:: WHAT TO PRODUCE ::
Your copy of the listing should be exact and should contain no pictures.

:: SUPPLIED DATA ::
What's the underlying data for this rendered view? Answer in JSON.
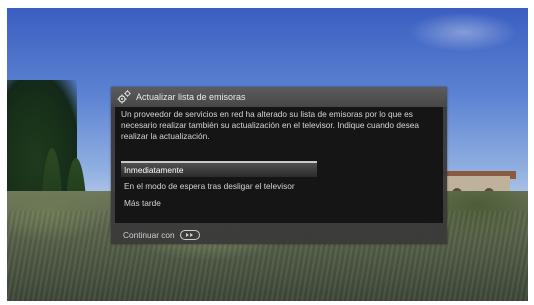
{
  "dialog": {
    "title": "Actualizar lista de emisoras",
    "message": "Un proveedor de servicios en red ha alterado su lista de emisoras por lo que es necesario realizar también su actualización en el televisor. Indique cuando desea realizar la actualización.",
    "options": [
      {
        "label": "Inmediatamente",
        "selected": true
      },
      {
        "label": "En el modo de espera tras desligar el televisor",
        "selected": false
      },
      {
        "label": "Más tarde",
        "selected": false
      }
    ],
    "footer": {
      "label": "Continuar con",
      "key_icon": "ok-button-icon"
    },
    "header_icon": "settings-gears-icon"
  },
  "colors": {
    "dialog_bg": "#3a3a3a",
    "body_bg": "#151515",
    "text": "#d6d6d6",
    "selected_text": "#ffffff"
  }
}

:: REPLY ::
What's the underlying data for this rendered view? Answer in JSON.
{
  "dialog": {
    "title": "Actualizar lista de emisoras",
    "message": "Un proveedor de servicios en red ha alterado su lista de emisoras por lo que es necesario realizar también su actualización en el televisor. Indique cuando desea realizar la actualización.",
    "options": [
      {
        "label": "Inmediatamente",
        "selected": true
      },
      {
        "label": "En el modo de espera tras desligar el televisor",
        "selected": false
      },
      {
        "label": "Más tarde",
        "selected": false
      }
    ],
    "footer": {
      "label": "Continuar con",
      "key_icon": "ok-button-icon"
    },
    "header_icon": "settings-gears-icon"
  },
  "colors": {
    "dialog_bg": "#3a3a3a",
    "body_bg": "#151515",
    "text": "#d6d6d6",
    "selected_text": "#ffffff"
  }
}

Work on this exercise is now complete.